» **Exercise instructions**: Copy every entry word for word. Skip the pictures.

Data about app and page elements

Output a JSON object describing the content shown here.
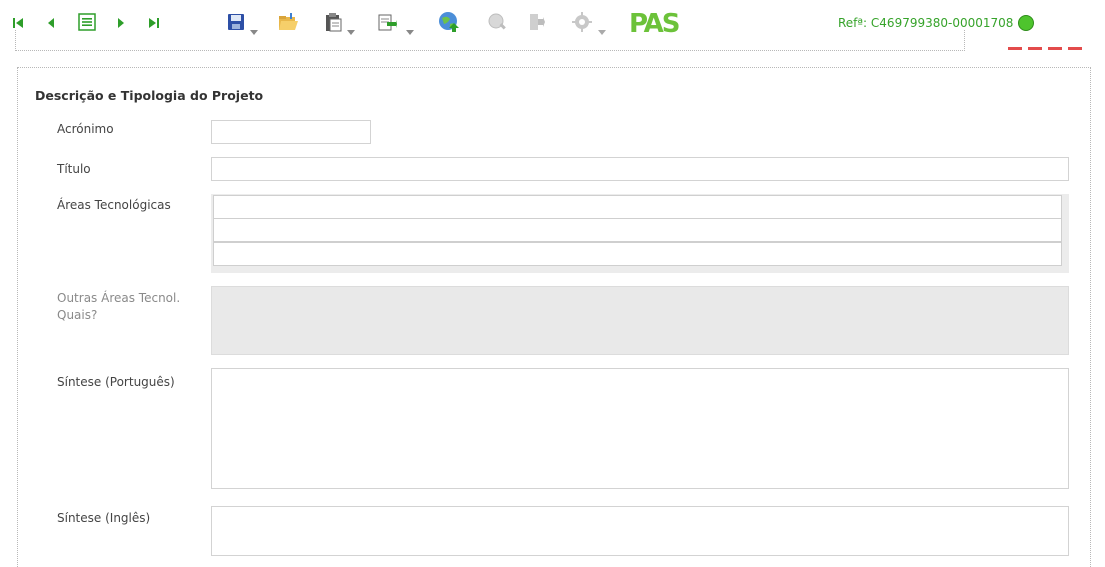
{
  "toolbar": {
    "nav": [
      "first-record",
      "previous-record",
      "record-list",
      "next-record",
      "last-record"
    ],
    "actions": [
      "save",
      "open-folder",
      "paste",
      "export",
      "submit-globe",
      "search",
      "exit",
      "settings"
    ],
    "logo_text": "PAS",
    "reference": "Refª: C469799380-00001708",
    "status_color": "#4ec42d"
  },
  "section": {
    "title": "Descrição e Tipologia do Projeto",
    "fields": {
      "acronimo": {
        "label": "Acrónimo",
        "value": ""
      },
      "titulo": {
        "label": "Título",
        "value": ""
      },
      "areas": {
        "label": "Áreas Tecnológicas",
        "rows": [
          "",
          "",
          ""
        ]
      },
      "outras": {
        "label_line1": "Outras Áreas Tecnol.",
        "label_line2": "Quais?",
        "value": ""
      },
      "sintese_pt": {
        "label": "Síntese (Português)",
        "value": ""
      },
      "sintese_en": {
        "label": "Síntese (Inglês)",
        "value": ""
      }
    }
  },
  "colors": {
    "accent_green": "#36a32a",
    "nav_green": "#2e9e2a",
    "red_deco": "#e34b4b"
  }
}
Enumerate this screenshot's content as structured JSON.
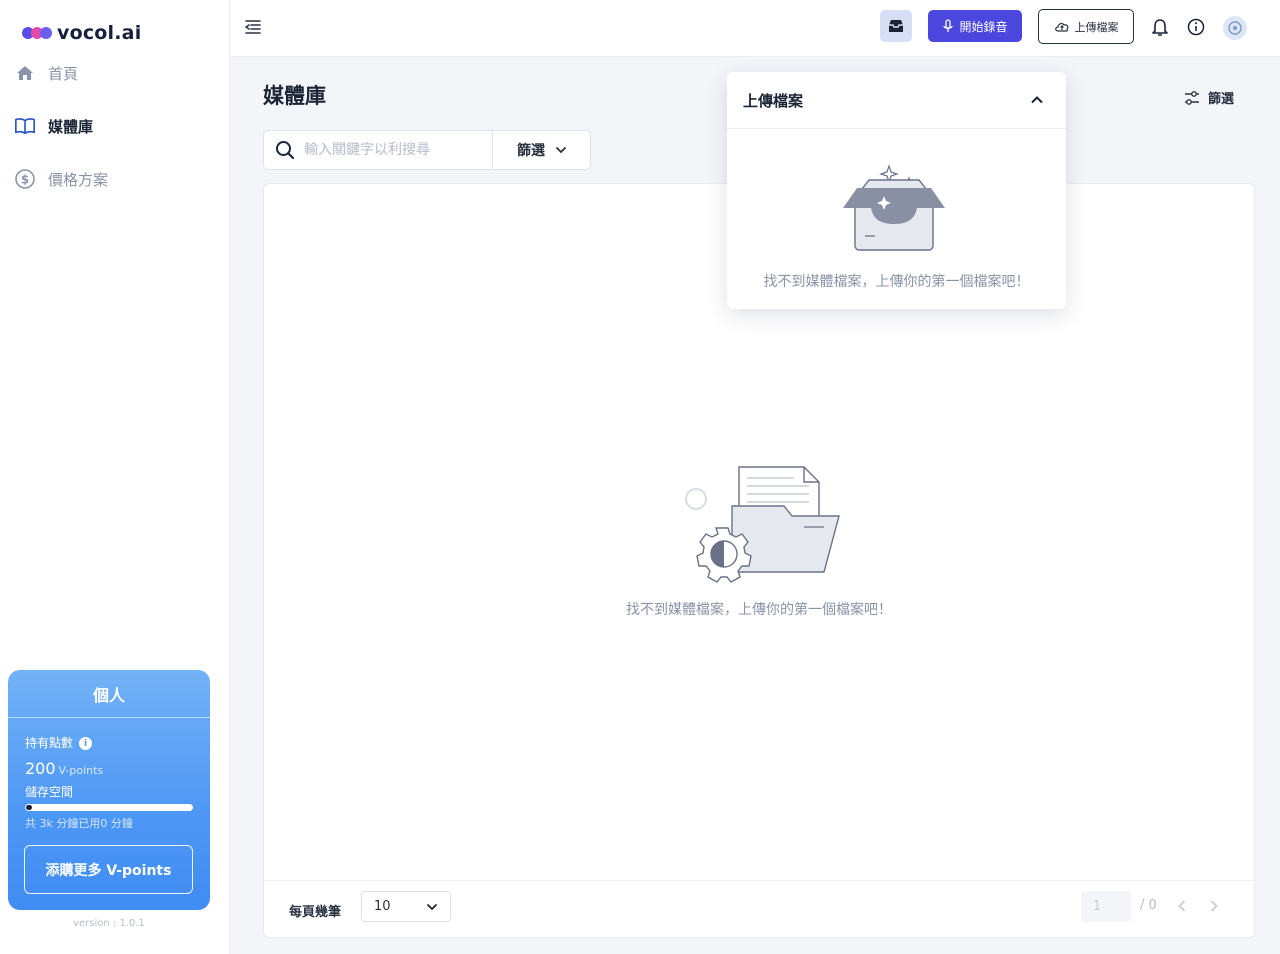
{
  "brand": {
    "name": "vocol.ai",
    "colors": {
      "primary": "#4b46dd",
      "accent_blue": "#4d97f5",
      "dot1": "#5b4ee8",
      "dot2": "#e04aa8",
      "dot3": "#6a5ff0"
    }
  },
  "sidebar": {
    "items": [
      {
        "label": "首頁",
        "icon": "home-icon",
        "active": false
      },
      {
        "label": "媒體庫",
        "icon": "book-icon",
        "active": true
      },
      {
        "label": "價格方案",
        "icon": "dollar-icon",
        "active": false
      }
    ],
    "plan_card": {
      "title": "個人",
      "points_label": "持有點數",
      "points_value": "200",
      "points_unit": "V-points",
      "storage_label": "儲存空間",
      "storage_used_fraction": 0.02,
      "storage_text": "共 3k 分鐘已用0 分鐘",
      "buy_button": "添購更多 V-points"
    },
    "version": "version : 1.0.1"
  },
  "header": {
    "record_button": "開始錄音",
    "upload_button": "上傳檔案"
  },
  "page": {
    "title": "媒體庫",
    "filter_label": "篩選",
    "search": {
      "placeholder": "輸入關鍵字以利搜尋",
      "filter_label": "篩選"
    },
    "empty_text": "找不到媒體檔案，上傳你的第一個檔案吧！",
    "pagination": {
      "per_page_label": "每頁幾筆",
      "per_page_value": "10",
      "current_page": "1",
      "total_pages": "/ 0"
    }
  },
  "upload_popover": {
    "title": "上傳檔案",
    "empty_text": "找不到媒體檔案，上傳你的第一個檔案吧！"
  }
}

» **Exercise output**:
Output a JSON object describing the content shown here.
{
  "toolbar": {
    "nav": [
      "first-record",
      "previous-record",
      "record-list",
      "next-record",
      "last-record"
    ],
    "actions": [
      "save",
      "open-folder",
      "paste",
      "export",
      "submit-globe",
      "search",
      "exit",
      "settings"
    ],
    "logo_text": "PAS",
    "reference": "Refª: C469799380-00001708",
    "status_color": "#4ec42d"
  },
  "section": {
    "title": "Descrição e Tipologia do Projeto",
    "fields": {
      "acronimo": {
        "label": "Acrónimo",
        "value": ""
      },
      "titulo": {
        "label": "Título",
        "value": ""
      },
      "areas": {
        "label": "Áreas Tecnológicas",
        "rows": [
          "",
          "",
          ""
        ]
      },
      "outras": {
        "label_line1": "Outras Áreas Tecnol.",
        "label_line2": "Quais?",
        "value": ""
      },
      "sintese_pt": {
        "label": "Síntese (Português)",
        "value": ""
      },
      "sintese_en": {
        "label": "Síntese (Inglês)",
        "value": ""
      }
    }
  },
  "colors": {
    "accent_green": "#36a32a",
    "nav_green": "#2e9e2a",
    "red_deco": "#e34b4b"
  }
}
Enumerate this screenshot's content as structured JSON.
{
  "brand": {
    "name": "vocol.ai",
    "colors": {
      "primary": "#4b46dd",
      "accent_blue": "#4d97f5",
      "dot1": "#5b4ee8",
      "dot2": "#e04aa8",
      "dot3": "#6a5ff0"
    }
  },
  "sidebar": {
    "items": [
      {
        "label": "首頁",
        "icon": "home-icon",
        "active": false
      },
      {
        "label": "媒體庫",
        "icon": "book-icon",
        "active": true
      },
      {
        "label": "價格方案",
        "icon": "dollar-icon",
        "active": false
      }
    ],
    "plan_card": {
      "title": "個人",
      "points_label": "持有點數",
      "points_value": "200",
      "points_unit": "V-points",
      "storage_label": "儲存空間",
      "storage_used_fraction": 0.02,
      "storage_text": "共 3k 分鐘已用0 分鐘",
      "buy_button": "添購更多 V-points"
    },
    "version": "version : 1.0.1"
  },
  "header": {
    "record_button": "開始錄音",
    "upload_button": "上傳檔案"
  },
  "page": {
    "title": "媒體庫",
    "filter_label": "篩選",
    "search": {
      "placeholder": "輸入關鍵字以利搜尋",
      "filter_label": "篩選"
    },
    "empty_text": "找不到媒體檔案，上傳你的第一個檔案吧！",
    "pagination": {
      "per_page_label": "每頁幾筆",
      "per_page_value": "10",
      "current_page": "1",
      "total_pages": "/ 0"
    }
  },
  "upload_popover": {
    "title": "上傳檔案",
    "empty_text": "找不到媒體檔案，上傳你的第一個檔案吧！"
  }
}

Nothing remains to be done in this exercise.